Yakama Nation fish biologist Brian Saluskin said the proposed change is an important step. The Yakama Nation also sponsors a spring derby to encourage fishermen to catch more mackinaw, and the ones caught during lake sampling efforts are killed, he said.
“I know a few people enjoy that sport fishery, but we’re trying to re-establish a resource and mackinaw are interfering with that process,” Saluskin said. “They'll eat anything and everything they can get their mouths around.”
As for the kokanee fishery changes, Easterbrooks said the Wildlife Department quit stocking Lake Cle Elum with kokanee when the sockeye reintroduction began. That means when people now catch what they think are kokanee, it’s probably sockeye, he said.
Putting a size limit on kokanee between 9 inches and 15 inches will prevent fishermen from catching both juvenile sockeye and returning adults, but allow them to continue to catch the fish that end up staying in the lake instead of migrating. Easterbrooks called that a good compromise, so the lake still has a sport fishery.

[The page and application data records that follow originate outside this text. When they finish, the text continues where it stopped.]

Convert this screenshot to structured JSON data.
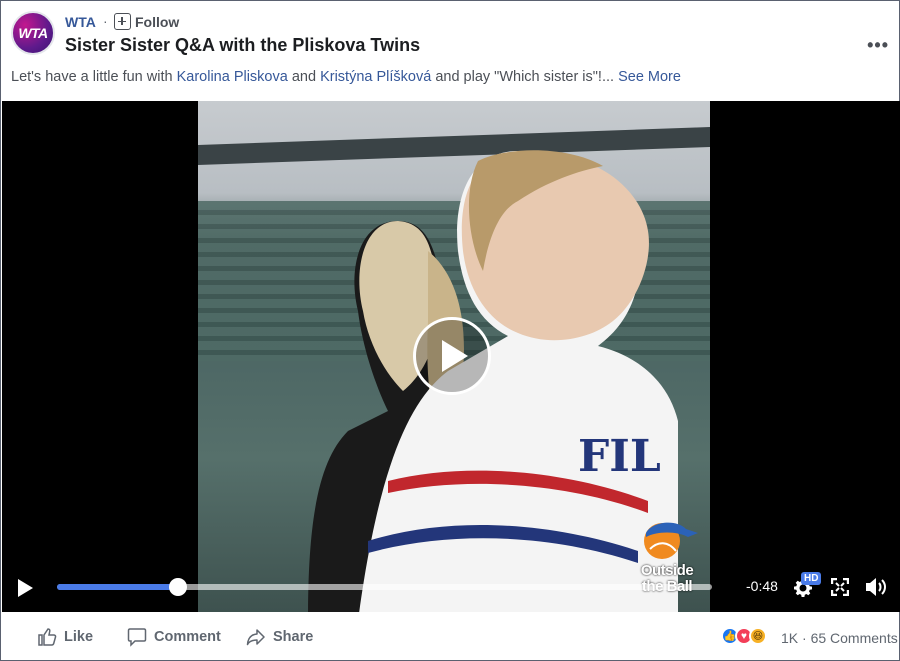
{
  "post": {
    "page_name": "WTA",
    "avatar_text": "WTA",
    "separator": "·",
    "follow_label": "Follow",
    "title": "Sister Sister Q&A with the Pliskova Twins",
    "more_label": "•••",
    "caption": {
      "prefix": "Let's have a little fun with ",
      "mention1": "Karolina Pliskova",
      "middle": " and ",
      "mention2": "Kristýna Plíšková",
      "suffix": " and play \"Which sister is\"!... ",
      "see_more": "See More"
    }
  },
  "video": {
    "watermark_line1": "Outside",
    "watermark_line2": "the Ball",
    "time_remaining": "-0:48",
    "progress": 0.185,
    "quality_badge": "HD",
    "accent_color": "#4a7be8"
  },
  "footer": {
    "like_label": "Like",
    "comment_label": "Comment",
    "share_label": "Share",
    "reaction_count": "1K",
    "separator": "·",
    "comments_count": "65 Comments"
  }
}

Saluskin said he’s glad to see the state and the fishing public support the rule changes and the larger sockeye reintroduction process, which could eventually support both a tribal and sport fishery, if successful.
“There’s the broad consensus that, yeah, we’d rather fish for sockeye than mackinaw,” Saluskin said. “But it’s not going to happen right away. Bringing them back is going to take a little while.”
The state Fish and Wildlife Commission will make a decision on the rule change in January, Easterbrooks said, and he expects it to be adopted.
The Yakama Nation Fisheries has also started an online petition to encourage the Fish and Wildlife Commission to remove the catch limit on mackinaw.